One of the most well-loved Sicilian pasta dishes has a strange nickname, Norma.
No, it’s not named for an old Italian nonna, rather it’s believed to have been renamed after one of the tragic operas by Vincenzo Bellini with the same name.
They say that a Catanian (someone from Catania, in Sicily) playwright, Nino Matroglio, exclaimed that the pasta dish was as much a masterpiece as the famous opera.
While the name Pasta alla Norma may be a bit odd, the flavors are not. The simpler name, Pasta alle melanzane e pomodoro tells you what you’re actually working with in the dish.
Tying together fresh Italian tomatoes, creamy and savory eggplant, and salty ricotta you end up with a dish that is perfect for any warm summer evening, or even to help you imagine one during the cold winter.

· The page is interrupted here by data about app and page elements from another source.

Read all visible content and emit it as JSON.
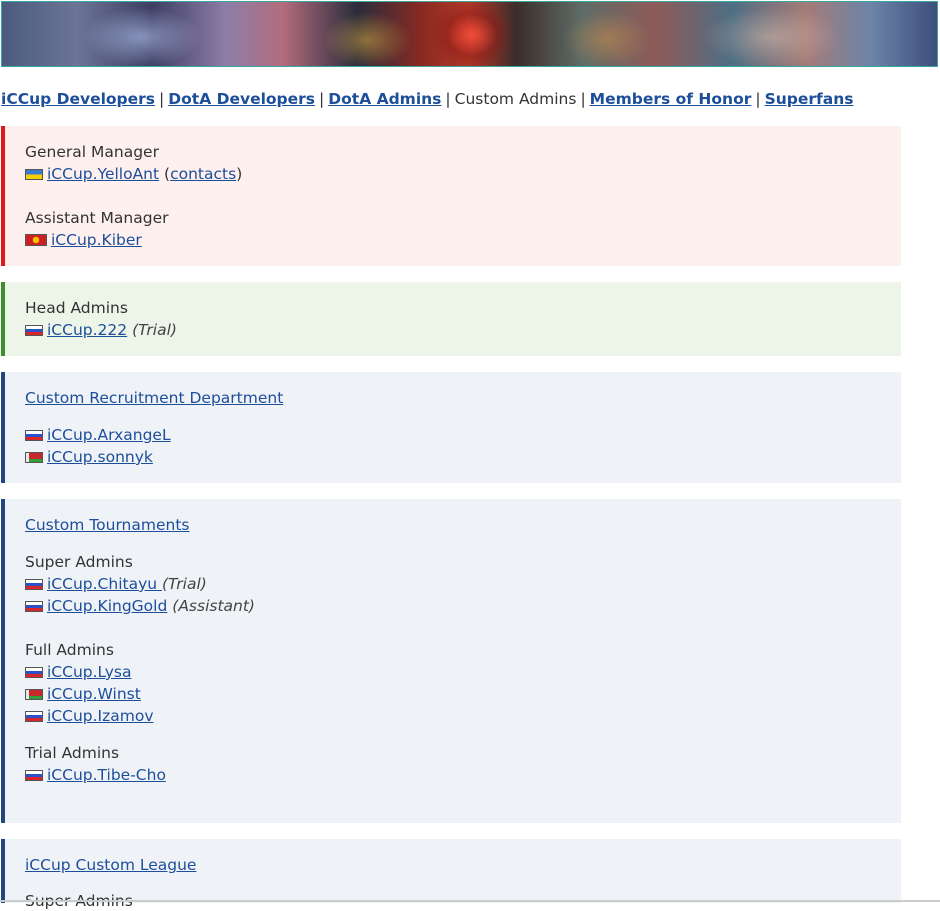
{
  "banner": {
    "alt": "iCCup banner"
  },
  "nav": {
    "items": [
      {
        "label": "iCCup Developers",
        "link": true
      },
      {
        "label": "DotA Developers",
        "link": true
      },
      {
        "label": "DotA Admins",
        "link": true
      },
      {
        "label": "Custom Admins",
        "link": false
      },
      {
        "label": "Members of Honor",
        "link": true
      },
      {
        "label": "Superfans",
        "link": true
      }
    ],
    "separator": "|"
  },
  "management": {
    "gm_heading": "General Manager",
    "gm_name": "iCCup.YelloAnt",
    "gm_contacts_open": "(",
    "gm_contacts": "contacts",
    "gm_contacts_close": ")",
    "am_heading": "Assistant Manager",
    "am_name": "iCCup.Kiber"
  },
  "head_admins": {
    "heading": "Head Admins",
    "name": "iCCup.222",
    "note": "(Trial)"
  },
  "recruitment": {
    "title": "Custom Recruitment Department",
    "members": [
      "iCCup.ArxangeL",
      "iCCup.sonnyk"
    ]
  },
  "tournaments": {
    "title": "Custom Tournaments",
    "super_heading": "Super Admins",
    "super": [
      {
        "name": "iCCup.Chitayu ",
        "note": "(Trial)"
      },
      {
        "name": "iCCup.KingGold",
        "note": "(Assistant)"
      }
    ],
    "full_heading": "Full Admins",
    "full": [
      "iCCup.Lysa",
      "iCCup.Winst",
      "iCCup.Izamov"
    ],
    "trial_heading": "Trial Admins",
    "trial": [
      "iCCup.Tibe-Cho"
    ]
  },
  "league": {
    "title": "iCCup Custom League",
    "super_heading": "Super Admins"
  },
  "colors": {
    "link": "#1d4e9a",
    "red_accent": "#e3161b",
    "green_accent": "#3e8f2a",
    "blue_accent": "#21477e"
  }
}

At it’s base, this dish is a simple tomato sauce, tossed with a short pasta (macaroni, penne, etc) and cooked eggplant.
Some people roast the eggplant, giving it an earthier flavor, but the traditional recipes stick to frying them in olive oil.
If you do want to reduce the calorie count of the dish, instead of frying you can grill the eggplant slices, though it won’t be quite the same.
You also find a great deal of creativity with this dish when you leave Sicily, even to the point of including shrimp and other vegetables. This is not, by any means, necessary for the enjoyment of the dish.
As with most Southern Italian cuisine, simple is best. Just make sure you’ve found high quality ingredients and it is hard to go wrong.
Most of us have bad memories from some eggplant dish that was gummy and bitter. Luckily, this is easy to avoid with a little extra preparation.
We recommend cutting up your eggplants according to the recipe, and then laying them out with a sprinkle of coarse salt for at least half an hour. This let’s them drain and significantly reduces the presence of any bitter flavors. Rinse off the eggplant and then pat dry so it’s ready for cooking (you want to avoid placing wet eggplant into oil to prevent oil splatters).
This is a bright and summery pasta dish, full of acidic sweet tomatoes and creamy eggplant. It goes very well with Southern Italian white wines, namely Falanghina and Greco di Tufo, or any unoaked Sicilian white you might find; an aromatic Sauvignon Blanc can be a great choice.
If you absolutely must have red wine, take a pass on the Chianti and instead grab a Sicilian red from the slopes of Mount Etna. You’ll find these under the Etna Rossa name, and they have a richness that will go nicely with the eggplant while having the acidity to stand up to the tomato sauce. Plus, it’s a wine from the region where the dish was created, that’s never a bad thing.
Other Southern Italian Pasta dishes: